What is for sure is that China holds many keys when it comes to the shape of the global recovery. Economic activity in the world’s second-largest economy is showing some early signs of improvement. Industrial output rebounded in April, new home prices rose at a slightly faster pace, but unemployment worsened and retail sales fell more than expected.
Policymakers are widely expected to announce fresh stimulus measures to spur domestic demand at the Two Sessions starting this Friday. They are the country’s key political event and annual gatherings of the top legislature, the National People’s Congress (NPC), and the political advisory body, the Chinese People’s Political Consultative Conference (CPPCC). Sources even suggest that China may exceptionally drop its annual GDP growth target for 2020 due to the global uncertainties caused by the pandemic.
In the end, the recovery may as well be an aggregate blend of V, U, W and L recoveries. But whatever the shape, the underlying issues have to do with the quest for global supremacy and need to be resolved urgently.
In his speeches and tweets, U.S. President Donald Trump has repeatedly called COVID-19 either a “foreign virus” or a “Chinese virus”. Calls for financial reparations and compensations from China for its handling of the coronavirus are also getting louder.
On the other side, Chinese diplomats are taking retaliatory measures and show an increasingly aggressive stance. Foreign Ministry spokesperson Hua Chunying for example wrote on her Twitter account: “The playbook for blaming China has been exposed. Better stop and take back its systematic and organized attack, slander and defamation of China.”

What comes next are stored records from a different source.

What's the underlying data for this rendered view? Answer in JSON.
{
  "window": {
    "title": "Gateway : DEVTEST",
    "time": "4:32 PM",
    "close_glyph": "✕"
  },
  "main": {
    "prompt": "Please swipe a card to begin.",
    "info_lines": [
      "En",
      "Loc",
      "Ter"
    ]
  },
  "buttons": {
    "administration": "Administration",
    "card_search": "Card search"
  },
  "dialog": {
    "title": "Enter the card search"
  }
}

Diplomatic spats, political blame games and scapegoating won’t help anyone. Indeed, they are incredibly counterproductive. Cases of sinophobia and anti-Chinese verbal and physical attacks are also on the rise in many countries around the world. Wang Huiyao, president of the Center for China and Globalization, a non-government think-tank in Beijing, recently told me: “West and East should really have a dialogue to create a better world leadership.” What we need is more exchange, international cooperation and multilateralism. It would be nice to sit down and enjoy that soup together, whatever the ingredients.